CBTE: A Philosophy, Not a Model, Pt. 9

CBTE: A Philosophy, Not a Model, Pt. 9

December 3, 2018

At the beginning of October we began talking about competency-based theological education (CBTE), which was developed to help distinguish what is happening in theological education from the broader world of competency-based higher education. 

In our week 1 post, we provided a little background information on outcome-based education and how CBTE fits within that broad heading.  It was noted, however, that competency-based theological education invites us to embrace the development of learners as a truly organic, spirit-filled process of discipleship. 

Week 2, we took a deeper look at the new possibilities that CBTE creates by talking about the organic nature of learning, human development, and discipleship.  We discussed how the complex and organic nature of discipleship must be a guiding principle for competency-based theological education.

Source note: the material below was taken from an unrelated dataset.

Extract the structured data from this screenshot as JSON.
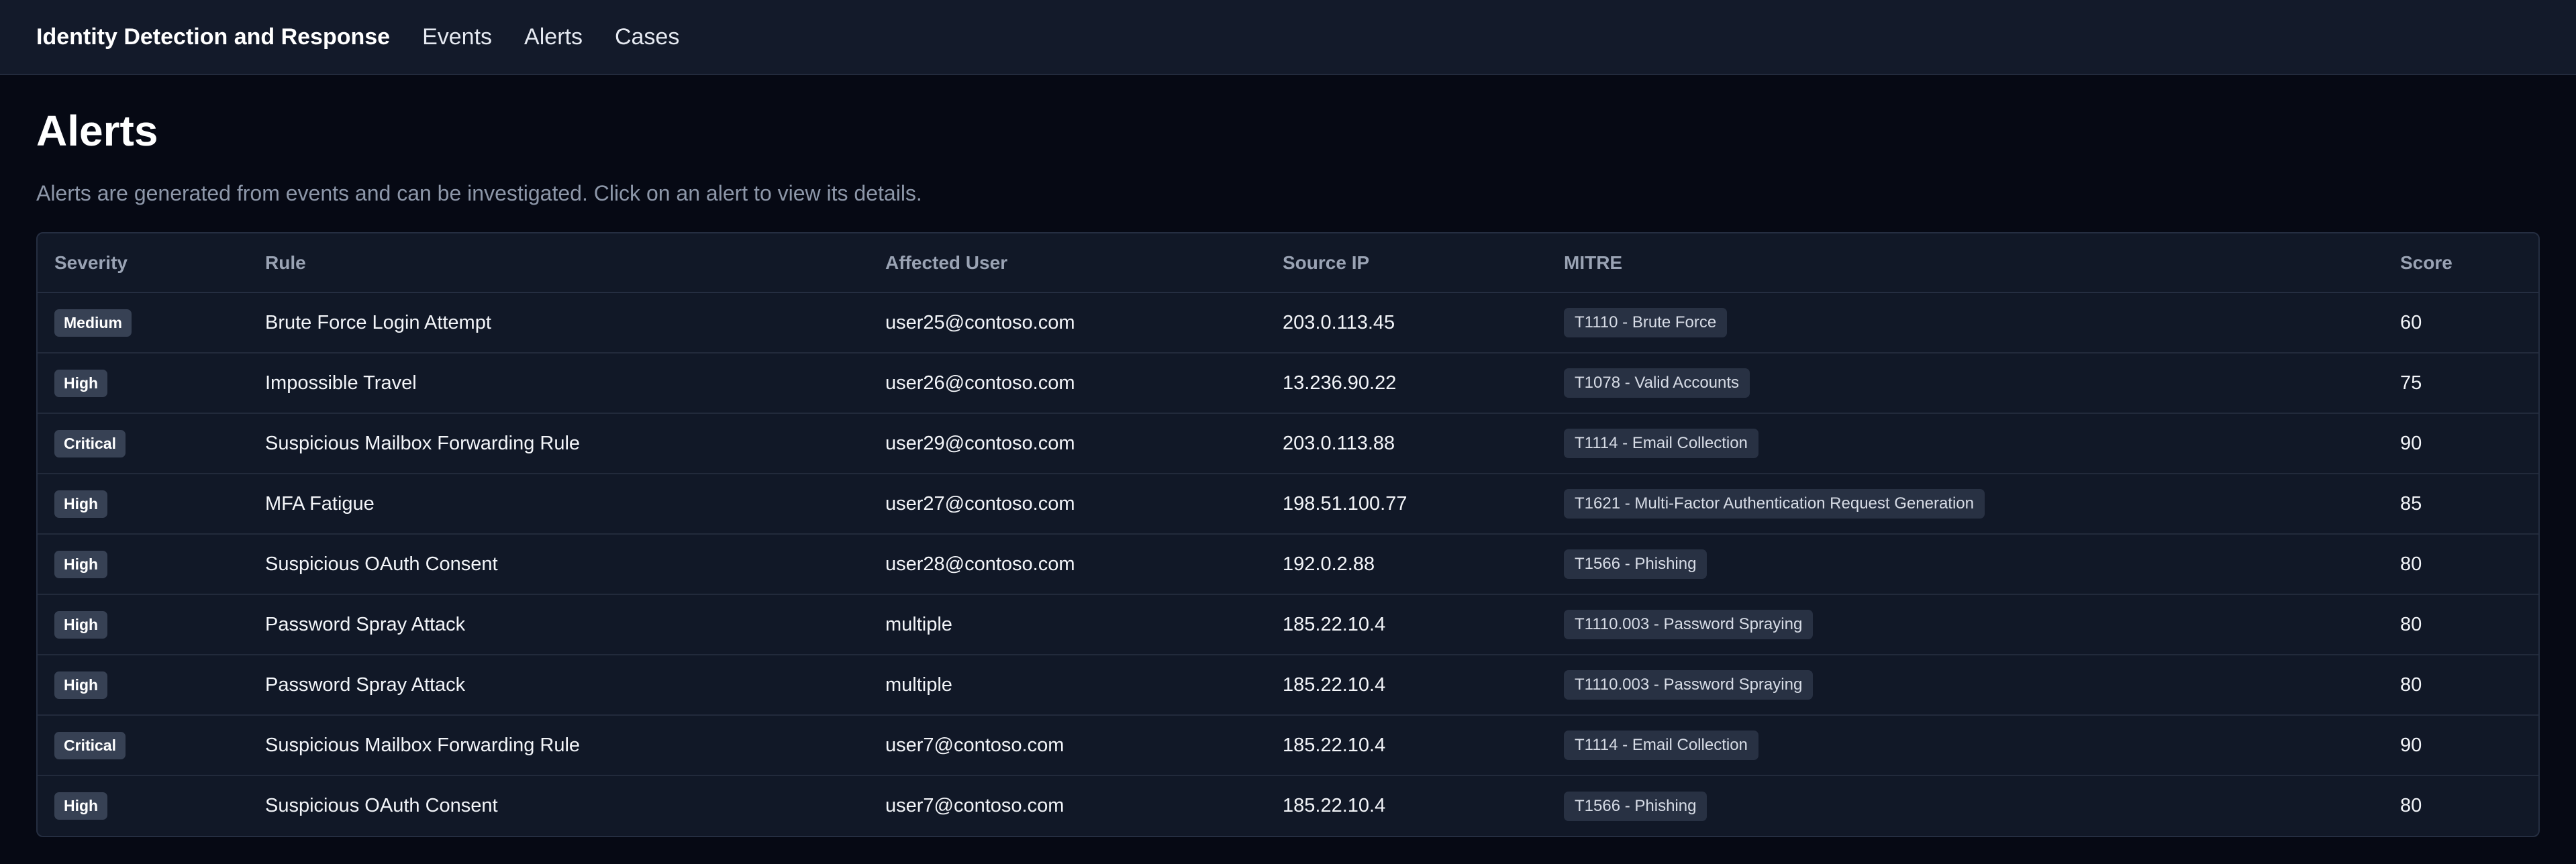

This led us into a conversation on power dynamics in education.  In our week 3 post, we mentioned a few areas where power or control of the educational process exist today and the challenges that come as a result.

In week 4, we talked about two specific changes that might help address the traditional power dynamics within education.  Those two changes related to distributing sources of input and assessment.   

We dug a little deeper into this conversation in our week 5 post by starting a conversation about how the philosophy of CBTE impacts the role of faculty.  We shared that when competency-based theological education is embraced, faculty are empowered to bring all of their gifts and abilities to bear on the development and implementation of CBTE.   

Our week 6 post shared what the following areas might look like for faculty when competency-based theological education is embraced as a philosophy: how faculty 1) spend their time, 2) function within the administrative aspects of the educational journey; 3) utilize the breadth and depth of their gifts and abilities, and 4) engage with students over the course of a calendar year. 

In week 7, we discussed how CBTE not only challenges the traditional power dynamics of assessment, but that it also invites us to think differently about the nature of assessment and the role that relationships play in the process.

As we began to wrap up the series in week 8, we concluded that CBTE creates opportunities for institutions to think differently about nearly every aspect of education and it requires institutions to think more integratively.  

At Sioux Falls Seminary we firmly believe that competency-based theological education is a philosophy and not simply a model of education.  We hope that this series has helped illustrate why we’ve come to this conclusion.  For us, this distinction has been an important aspect of our journey! 

Within the Association of Theological Schools, there are a few other schools that are living into this distinction as well.  Next week, we will share a video that was shared as part of the recent CBTE international conference that took place in Vancouver, BC, last month.